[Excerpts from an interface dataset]

◆ ◆ ◆ ◆ ◆ ◆ ◆

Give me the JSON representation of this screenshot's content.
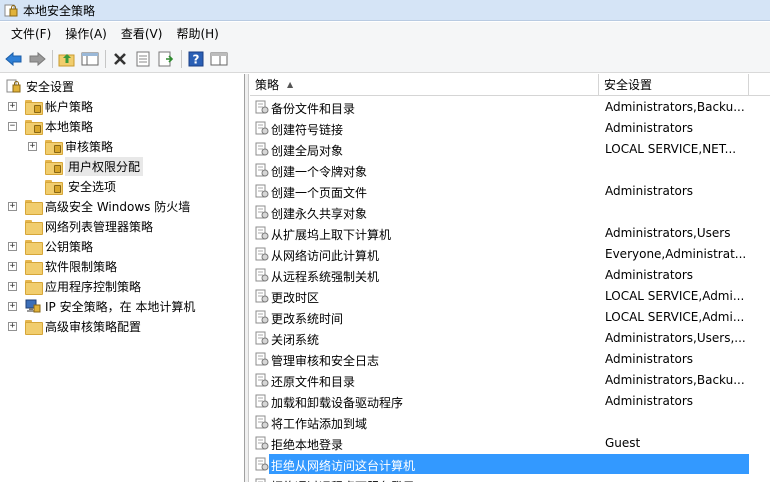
{
  "window": {
    "title": "本地安全策略"
  },
  "menu": [
    "文件(F)",
    "操作(A)",
    "查看(V)",
    "帮助(H)"
  ],
  "toolbar": {
    "buttons": [
      "back-icon",
      "forward-icon",
      "up-folder-icon",
      "show-hide-tree-icon",
      "delete-icon",
      "properties-icon",
      "export-list-icon",
      "help-icon",
      "console-tree-icon"
    ]
  },
  "tree": {
    "root": "安全设置",
    "items": [
      "帐户策略",
      "本地策略",
      "审核策略",
      "用户权限分配",
      "安全选项",
      "高级安全 Windows 防火墙",
      "网络列表管理器策略",
      "公钥策略",
      "软件限制策略",
      "应用程序控制策略",
      "IP 安全策略，在 本地计算机",
      "高级审核策略配置"
    ]
  },
  "list": {
    "columns": [
      "策略",
      "安全设置"
    ],
    "rows": [
      {
        "policy": "备份文件和目录",
        "setting": "Administrators,Backu..."
      },
      {
        "policy": "创建符号链接",
        "setting": "Administrators"
      },
      {
        "policy": "创建全局对象",
        "setting": "LOCAL SERVICE,NET..."
      },
      {
        "policy": "创建一个令牌对象",
        "setting": ""
      },
      {
        "policy": "创建一个页面文件",
        "setting": "Administrators"
      },
      {
        "policy": "创建永久共享对象",
        "setting": ""
      },
      {
        "policy": "从扩展坞上取下计算机",
        "setting": "Administrators,Users"
      },
      {
        "policy": "从网络访问此计算机",
        "setting": "Everyone,Administrat..."
      },
      {
        "policy": "从远程系统强制关机",
        "setting": "Administrators"
      },
      {
        "policy": "更改时区",
        "setting": "LOCAL SERVICE,Admi..."
      },
      {
        "policy": "更改系统时间",
        "setting": "LOCAL SERVICE,Admi..."
      },
      {
        "policy": "关闭系统",
        "setting": "Administrators,Users,..."
      },
      {
        "policy": "管理审核和安全日志",
        "setting": "Administrators"
      },
      {
        "policy": "还原文件和目录",
        "setting": "Administrators,Backu..."
      },
      {
        "policy": "加载和卸载设备驱动程序",
        "setting": "Administrators"
      },
      {
        "policy": "将工作站添加到域",
        "setting": ""
      },
      {
        "policy": "拒绝本地登录",
        "setting": "Guest"
      },
      {
        "policy": "拒绝从网络访问这台计算机",
        "setting": ""
      },
      {
        "policy": "拒绝通过远程桌面服务登录",
        "setting": ""
      }
    ]
  }
}
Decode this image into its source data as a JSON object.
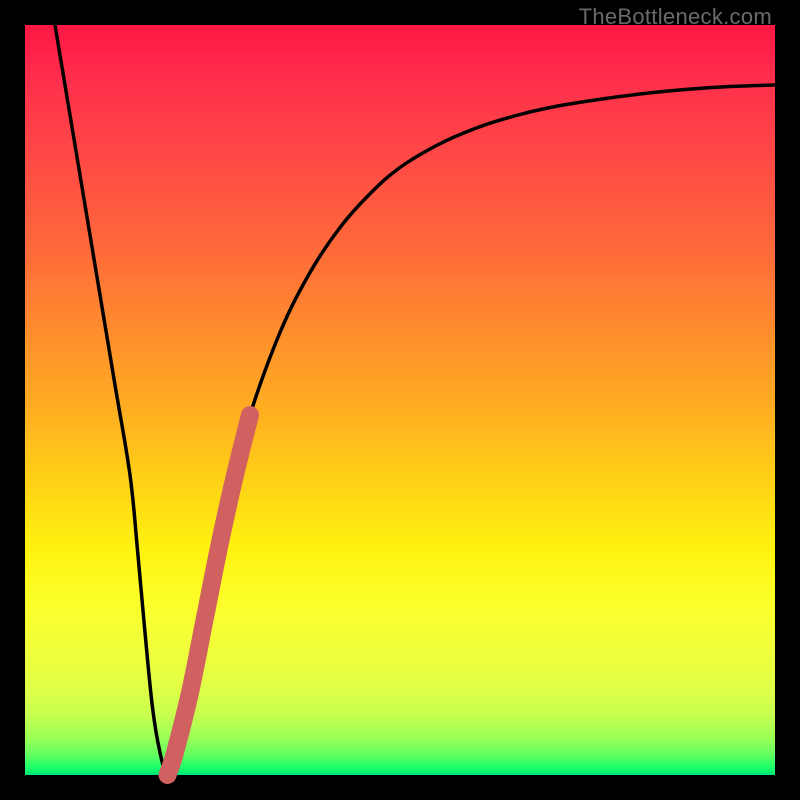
{
  "watermark": "TheBottleneck.com",
  "colors": {
    "background": "#000000",
    "curve_main": "#000000",
    "curve_highlight": "#d16161"
  },
  "chart_data": {
    "type": "line",
    "title": "",
    "xlabel": "",
    "ylabel": "",
    "xlim": [
      0,
      100
    ],
    "ylim": [
      0,
      100
    ],
    "series": [
      {
        "name": "bottleneck-curve",
        "x": [
          4,
          6,
          8,
          10,
          12,
          14,
          15,
          16,
          17,
          18,
          19,
          20,
          22,
          24,
          26,
          28,
          30,
          34,
          38,
          42,
          46,
          50,
          55,
          60,
          65,
          70,
          76,
          82,
          88,
          94,
          100
        ],
        "y": [
          100,
          88,
          76,
          64,
          52,
          40,
          30,
          19,
          9,
          3,
          0,
          3,
          11,
          21,
          31,
          40,
          48,
          59,
          67,
          73,
          77.5,
          81,
          84,
          86.2,
          87.8,
          89,
          90,
          90.8,
          91.4,
          91.8,
          92
        ]
      },
      {
        "name": "highlight-segment",
        "x": [
          19,
          20,
          22,
          24,
          26,
          28,
          30
        ],
        "y": [
          0,
          3,
          11,
          21,
          31,
          40,
          48
        ]
      }
    ],
    "legend": false,
    "grid": false
  }
}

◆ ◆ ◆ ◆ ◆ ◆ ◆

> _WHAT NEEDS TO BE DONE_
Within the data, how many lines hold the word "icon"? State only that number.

> _SOLUTION FOR THIS EXERCISE_
9